What do NASCAR and space travel have in common? Beyond reaching speeds that would give the rest of us whiplash, the two also share a very special fiber. Nomex® fiber is used in both spacesuits and racing suits. The fiber, made by DuPont™, is extremely flame-resistant and has many applications.
The Museum has two examples of the fiber in its collection. Nomex® felt, like this sample on the left, is used on the Space Suit Assembly Extravehicular Mobility Unit (SSA EMU), the spacesuit and primary life support system that astronauts wear when performing spacewalks on the International Space Station. The felting process makes the fabric very strong in addition to being flame resistant. On the right is Nomex® webbing also used on the SSA EMU. ILC Dover, the company that makes the SSA, donated both samples in 2013 along with other spacesuit components. While flame-resistant, the Nomex® fiber is used for structural purposes in the spacesuit. The material helps to create padding in areas with the greatest abrasion.

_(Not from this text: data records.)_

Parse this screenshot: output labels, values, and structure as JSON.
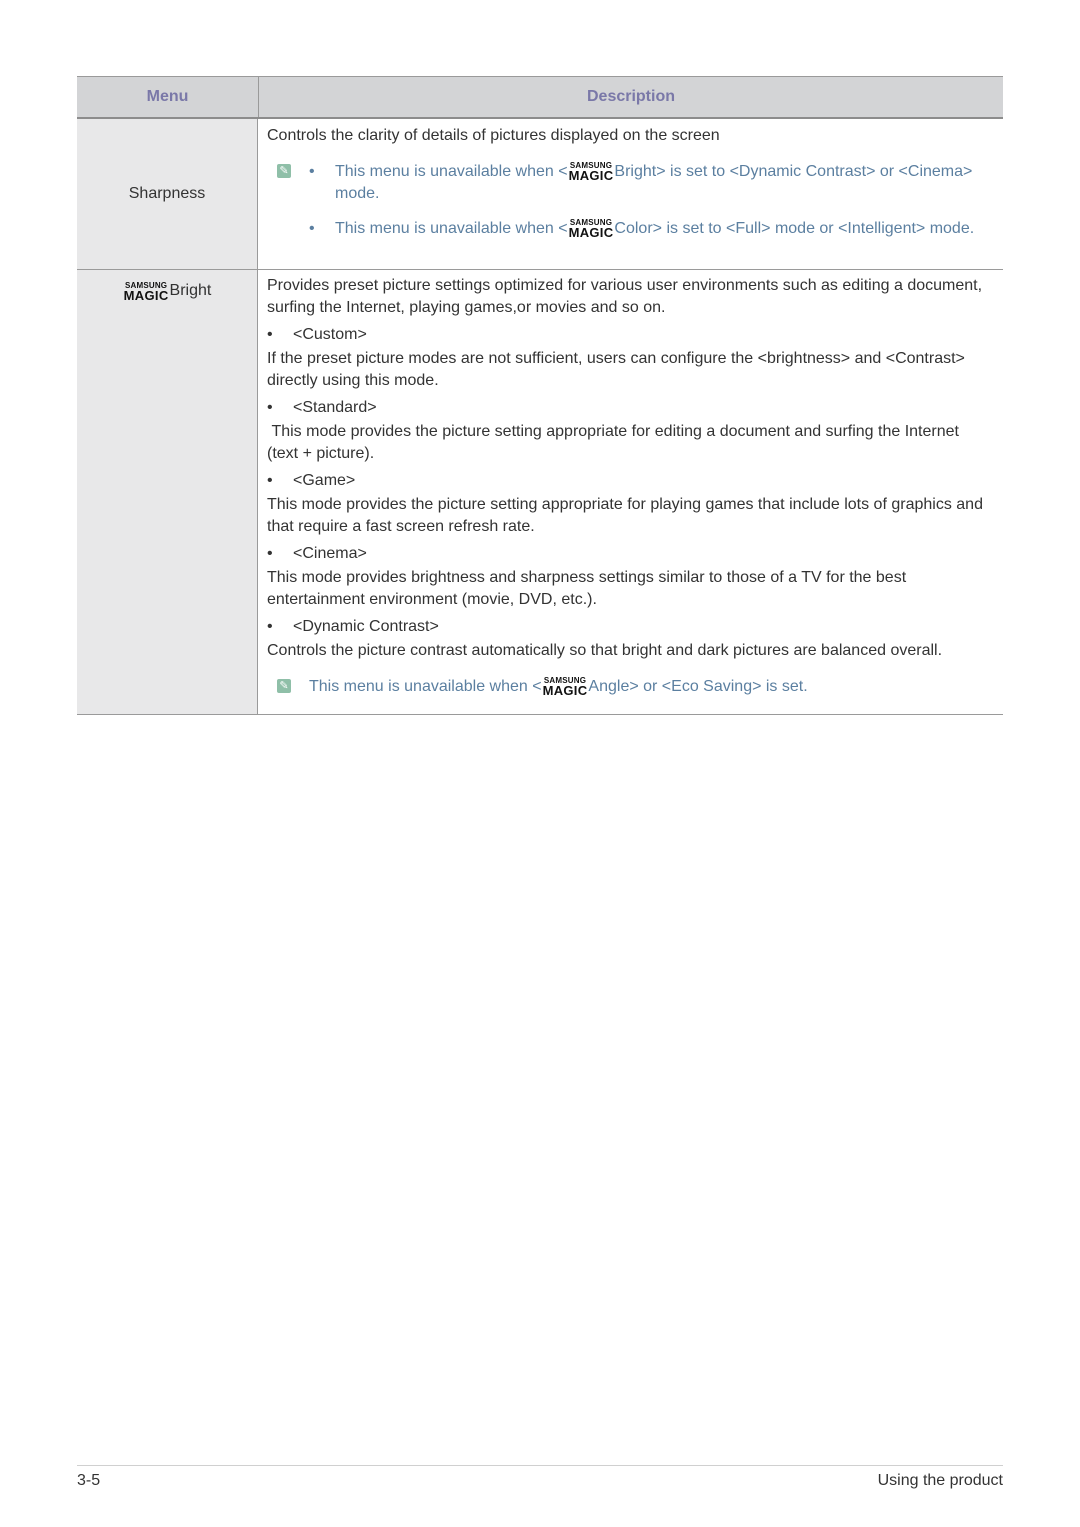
{
  "table": {
    "headers": {
      "menu": "Menu",
      "description": "Description"
    },
    "rows": [
      {
        "menu": "Sharpness",
        "description": "Controls the clarity of details of pictures displayed on the screen",
        "notes": [
          {
            "prefix": "This menu is unavailable when <",
            "logo": "SAMSUNG MAGIC",
            "suffix_line1": "Bright> is set to <Dynamic Contrast> or <Cinema>",
            "suffix_line2": "mode."
          },
          {
            "prefix": "This menu is unavailable when <",
            "logo": "SAMSUNG MAGIC",
            "suffix_line1": "Color> is set to <Full> mode or <Intelligent> mode."
          }
        ]
      },
      {
        "menu_logo_top": "SAMSUNG",
        "menu_logo_bottom": "MAGIC",
        "menu": "Bright",
        "intro": "Provides preset picture settings optimized for various user environments such as editing a document, surfing the Internet, playing games,or movies and so on.",
        "modes": [
          {
            "name": "<Custom>",
            "text": "If the preset picture modes are not sufficient, users can configure the <brightness> and <Contrast> directly using this mode."
          },
          {
            "name": "<Standard>",
            "text": " This mode provides the picture setting appropriate for editing a document and surfing the Internet (text + picture)."
          },
          {
            "name": "<Game>",
            "text": "This mode provides the picture setting appropriate for playing games that include lots of graphics and that require a fast screen refresh rate."
          },
          {
            "name": "<Cinema>",
            "text": "This mode provides brightness and sharpness settings similar to those of a TV for the best entertainment environment (movie, DVD, etc.)."
          },
          {
            "name": "<Dynamic Contrast>",
            "text": "Controls the picture contrast automatically so that bright and dark pictures are balanced overall."
          }
        ],
        "note": {
          "prefix": "This menu is unavailable when <",
          "suffix": "Angle> or <Eco Saving> is set."
        }
      }
    ]
  },
  "logo": {
    "top": "SAMSUNG",
    "bottom": "MAGIC"
  },
  "bullet": "•",
  "note_icon": "✎",
  "footer": {
    "page": "3-5",
    "section": "Using the product"
  },
  "colors": {
    "header_text": "#7a78a8",
    "note_text": "#5b7fa0",
    "menu_bg": "#e8e8e9",
    "header_bg": "#d3d4d6"
  }
}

Many racecar drivers and pit crews in NASCAR also use Nomex® fibers in their race suits to protect them from accidental fire. Curious what other connections space travel and NASCAR share? Today, we’re webcasting live from the NASCAR Hall of Fame in Charlotte, North Carolina, to take a closer look at the crossover in technologies between the two industries. The show from STEM in 30, Take the Fast Lane to Orbit: The Technology of Rockets and Racecars, will be live at 11:00 am and 1:00 pm. Join us live to ask our experts questions. If you can’t make it, a recording of the STEM in 30 program, along with bonus clips and educational resources, will be available shortly following the show.
Can you guess what else NASCAR and space travel share?